As Perpetua’s words ended, the editor picked up the story on the morning of their martyrdom, “the day of their victory.” Perpetua walked into the arena “with a luminous face and calm step as the bride of Christ, as the beloved of God, casting down the gaze of all by the strength of her eyes.” Felicitas “was passing from blood to blood, from the midwife to the net-carrying gladiator, as she was about to be washed after childbirth in a second baptism.” Felicitas was leaking milk in the arena, suffering more than the vicious trials planned. Perpetua, Felicitas, and their companions faced a bear, a wild boar, a leopard, and a savage cow. Those who survived the animals gathered together in the arena, kissing one another as during the Passing of the Peace. Half-dead, covered in blood, they were finally executed by the sword.
Perpetua and Felicitas stand out among women martyrs for being mothers. Virgin martyrs like Lucia of Syracuse and Agnes of Rome were often chosen in art and remembrance to represent martyrdom, because their virginity was yet another imitation of Christ. Yet, Perpetua and Felicitas remind us of another powerful aspect of the way we relate to God, through our bodies, even pregnancy and nursing.
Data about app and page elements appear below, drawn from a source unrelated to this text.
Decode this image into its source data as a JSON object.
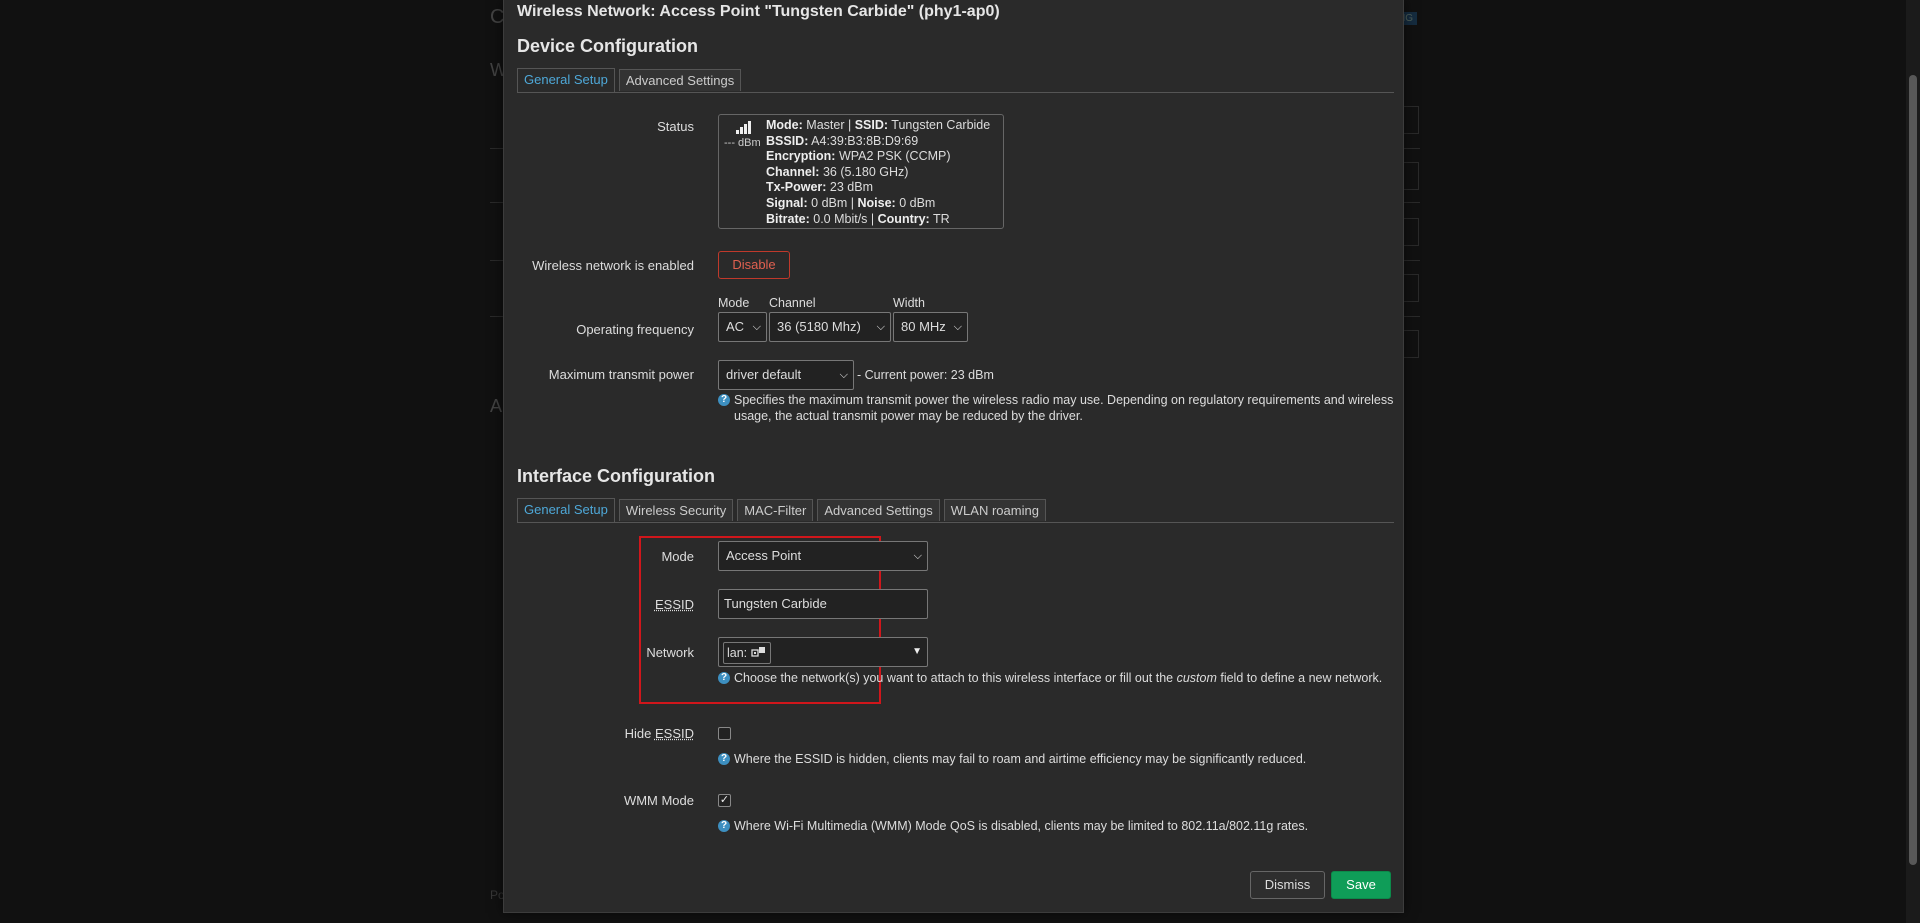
{
  "background": {
    "title": "C",
    "subtitle": "W",
    "subtitle2": "A",
    "badge": "HING",
    "footer": "Po"
  },
  "modal": {
    "title": "Wireless Network: Access Point \"Tungsten Carbide\" (phy1-ap0)",
    "device_section": "Device Configuration",
    "device_tabs": [
      "General Setup",
      "Advanced Settings"
    ],
    "status_label": "Status",
    "status": {
      "signal_text": "--- dBm",
      "mode_key": "Mode:",
      "mode_val": "Master",
      "ssid_key": "SSID:",
      "ssid_val": "Tungsten Carbide",
      "bssid_key": "BSSID:",
      "bssid_val": "A4:39:B3:8B:D9:69",
      "enc_key": "Encryption:",
      "enc_val": "WPA2 PSK (CCMP)",
      "chan_key": "Channel:",
      "chan_val": "36 (5.180 GHz)",
      "tx_key": "Tx-Power:",
      "tx_val": "23 dBm",
      "sig_key": "Signal:",
      "sig_val": "0 dBm",
      "noise_key": "Noise:",
      "noise_val": "0 dBm",
      "bitrate_key": "Bitrate:",
      "bitrate_val": "0.0 Mbit/s",
      "country_key": "Country:",
      "country_val": "TR"
    },
    "enabled_label": "Wireless network is enabled",
    "disable_button": "Disable",
    "freq_label": "Operating frequency",
    "freq": {
      "mode_label": "Mode",
      "mode_value": "AC",
      "channel_label": "Channel",
      "channel_value": "36 (5180 Mhz)",
      "width_label": "Width",
      "width_value": "80 MHz"
    },
    "txpower_label": "Maximum transmit power",
    "txpower_value": "driver default",
    "txpower_current": "- Current power: 23 dBm",
    "txpower_help": "Specifies the maximum transmit power the wireless radio may use. Depending on regulatory requirements and wireless usage, the actual transmit power may be reduced by the driver.",
    "interface_section": "Interface Configuration",
    "interface_tabs": [
      "General Setup",
      "Wireless Security",
      "MAC-Filter",
      "Advanced Settings",
      "WLAN roaming"
    ],
    "if_mode_label": "Mode",
    "if_mode_value": "Access Point",
    "essid_label": "ESSID",
    "essid_value": "Tungsten Carbide",
    "network_label": "Network",
    "network_value": "lan:",
    "network_help_a": "Choose the network(s) you want to attach to this wireless interface or fill out the ",
    "network_help_em": "custom",
    "network_help_b": " field to define a new network.",
    "hide_label_pre": "Hide ",
    "hide_label_abbr": "ESSID",
    "hide_help": "Where the ESSID is hidden, clients may fail to roam and airtime efficiency may be significantly reduced.",
    "hide_checked": false,
    "wmm_label": "WMM Mode",
    "wmm_help": "Where Wi-Fi Multimedia (WMM) Mode QoS is disabled, clients may be limited to 802.11a/802.11g rates.",
    "wmm_checked": true,
    "dismiss_button": "Dismiss",
    "save_button": "Save",
    "colors": {
      "accent": "#4ea8d8",
      "danger": "#e06050",
      "save": "#0f9d58",
      "highlight": "#d0161b"
    }
  }
}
Jesus was the first to compare salvation to rebirth when he spoke with Nicodemus in John 3. Jewish circumcision was limited to males, but baptism is a universal image of birth. The Eucharist, our spiritual food, was often connected to breast milk in the early church, especially by Gregory of Nyssa (the ancients believed breast milk came from blood). The Passion connects the images of baptism and Eucharist with the physical experiences of birth and nursing as expressed in martyrdom.
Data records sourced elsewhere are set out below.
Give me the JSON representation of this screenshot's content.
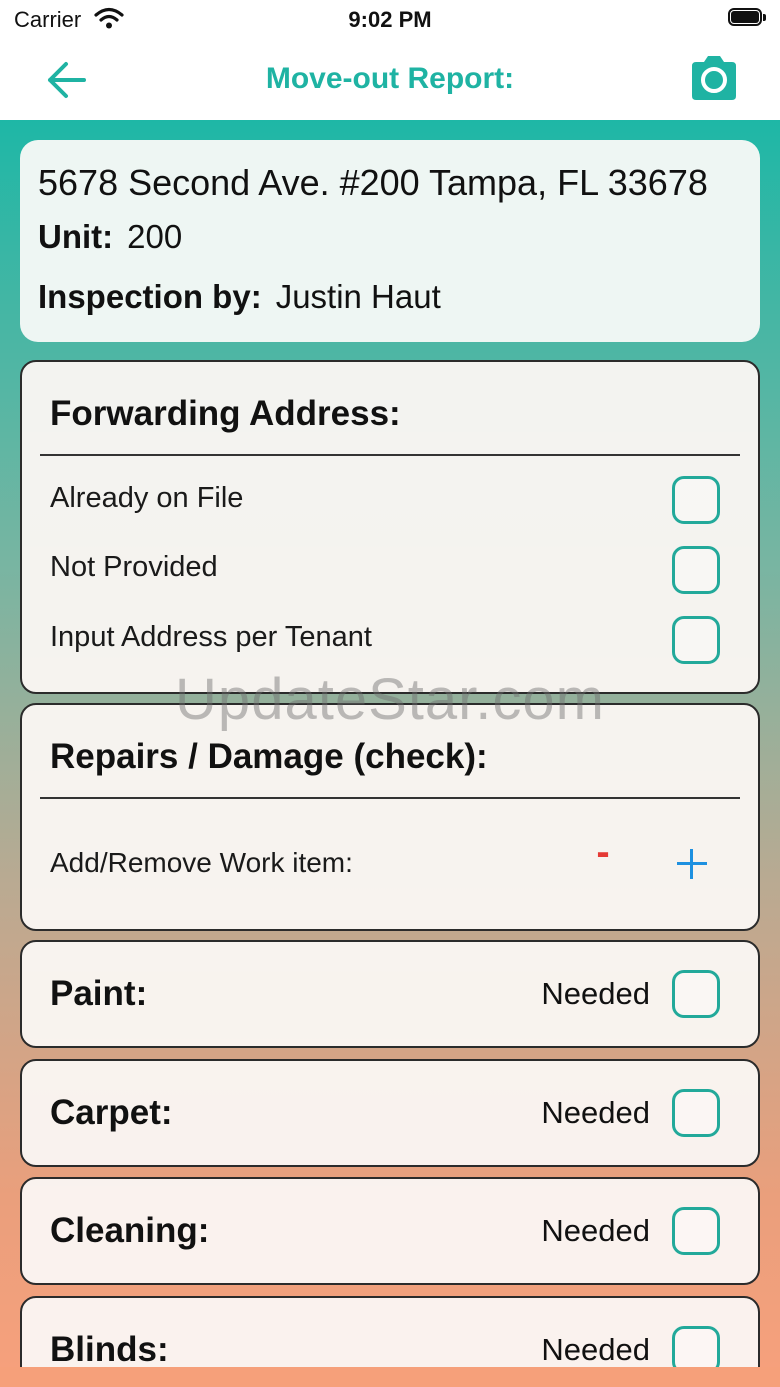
{
  "status_bar": {
    "carrier": "Carrier",
    "time": "9:02 PM"
  },
  "nav": {
    "title": "Move-out Report:",
    "back_icon": "arrow-left-icon",
    "camera_icon": "camera-icon",
    "accent_color": "#1fb3a3"
  },
  "property": {
    "address": "5678 Second Ave. #200 Tampa, FL 33678",
    "unit_label": "Unit:",
    "unit_value": "200",
    "inspector_label": "Inspection by:",
    "inspector_value": "Justin Haut"
  },
  "forwarding": {
    "title": "Forwarding Address:",
    "options": [
      {
        "label": "Already on File",
        "checked": false
      },
      {
        "label": "Not Provided",
        "checked": false
      },
      {
        "label": "Input Address per Tenant",
        "checked": false
      }
    ]
  },
  "repairs": {
    "title": "Repairs / Damage (check):",
    "work_item_label": "Add/Remove Work item:",
    "minus_label": "-",
    "minus_color": "#e53935",
    "plus_color": "#1e90e0"
  },
  "items": [
    {
      "title": "Paint:",
      "status": "Needed",
      "checked": false
    },
    {
      "title": "Carpet:",
      "status": "Needed",
      "checked": false
    },
    {
      "title": "Cleaning:",
      "status": "Needed",
      "checked": false
    },
    {
      "title": "Blinds:",
      "status": "Needed",
      "checked": false
    }
  ],
  "watermark": "UpdateStar.com"
}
Throughout history, women’s bodies have been called malformed (the Greeks), disgusting (the Victorians), objects to be owned and exploited by men (all of time) and worse. Even in our day, the daily experiences of living in a woman’s body are not to be discussed in polite company. The Passion presents us with a counter-cultural alternative. In the Passion, God calls pregnant and breastfeeding women “beloved.” The Holy Spirit is sent to them as midwife, and Jesus Christ is imaged in the bodies of postpartum women. The Triune God, sovereign over all, sets apart women as holy vessels for his own purpose.
Our bodies, beloved of God
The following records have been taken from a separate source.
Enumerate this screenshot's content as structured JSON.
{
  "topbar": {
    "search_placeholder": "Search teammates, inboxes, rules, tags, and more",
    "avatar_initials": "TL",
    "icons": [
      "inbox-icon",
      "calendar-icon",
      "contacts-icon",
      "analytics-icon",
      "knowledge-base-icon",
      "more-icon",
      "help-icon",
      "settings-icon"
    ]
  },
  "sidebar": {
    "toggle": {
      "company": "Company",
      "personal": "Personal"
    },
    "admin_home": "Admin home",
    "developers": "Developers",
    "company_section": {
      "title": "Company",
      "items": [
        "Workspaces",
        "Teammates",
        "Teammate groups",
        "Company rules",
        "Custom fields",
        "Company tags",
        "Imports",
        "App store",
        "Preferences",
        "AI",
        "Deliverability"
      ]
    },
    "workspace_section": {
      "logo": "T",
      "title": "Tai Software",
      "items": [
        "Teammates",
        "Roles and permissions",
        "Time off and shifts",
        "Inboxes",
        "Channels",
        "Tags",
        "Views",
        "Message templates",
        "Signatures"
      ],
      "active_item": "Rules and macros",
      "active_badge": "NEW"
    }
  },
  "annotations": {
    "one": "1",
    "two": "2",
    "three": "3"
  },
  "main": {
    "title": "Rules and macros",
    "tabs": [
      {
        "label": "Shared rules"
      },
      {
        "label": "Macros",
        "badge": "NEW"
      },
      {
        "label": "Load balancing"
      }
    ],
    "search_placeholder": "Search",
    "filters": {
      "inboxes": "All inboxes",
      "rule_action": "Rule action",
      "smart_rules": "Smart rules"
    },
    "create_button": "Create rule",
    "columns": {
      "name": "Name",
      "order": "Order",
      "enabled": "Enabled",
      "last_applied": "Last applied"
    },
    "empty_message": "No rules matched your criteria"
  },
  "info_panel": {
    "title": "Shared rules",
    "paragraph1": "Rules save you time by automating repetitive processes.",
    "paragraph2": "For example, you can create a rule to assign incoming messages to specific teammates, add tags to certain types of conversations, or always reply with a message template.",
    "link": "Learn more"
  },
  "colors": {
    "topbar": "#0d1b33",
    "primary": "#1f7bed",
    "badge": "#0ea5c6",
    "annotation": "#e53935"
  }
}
This Lent, as our penitence makes room for Jesus’ life-changing power, let us consider our bodies as beloved of God. Lent is not about ascetically denying our physical selves. It is about accepting our mortality and welcoming the Holy Spirit into our bodies as his own temple. In temporary or chronic pain, in aging and loss of function, in suffering and ecstasy, in health and illness, God makes his power manifest in our bodies. Nothing is too disgusting, shameful, or frightening for him.
Like Perpetua, we can expect God to meet us in our deepest physical needs. Like Felicitas, we can remember that “another has suffered on my behalf,” that Jesus experienced embodiment too, and he has redeemed our bodies. We are made in the image of God. His Son came to us as a human. The Holy Spirit is poured out “on all flesh.” The whole Trinity participates in our embodiment, reminding us of the resurrection, when our physical bodies will be glorified like Jesus’ resurrected body. With Job we can proclaim, “in my flesh I shall see God” (Job 19:26).
For Further Reading
The Passion of Saints Perpetua and Felicity. This is a short text, well worth reading for its theological and historical importance and the many details not included here.
Perpetua’s Journey: Faith, Gender, and Power in the Roman Empire, by Jennifer A. Rea and Liz Clarke (illustrator). A graphic novel version of the Passion, including the full text and historical context. This translation is the one quoted here.
Scripture quotations are from the NRSVue.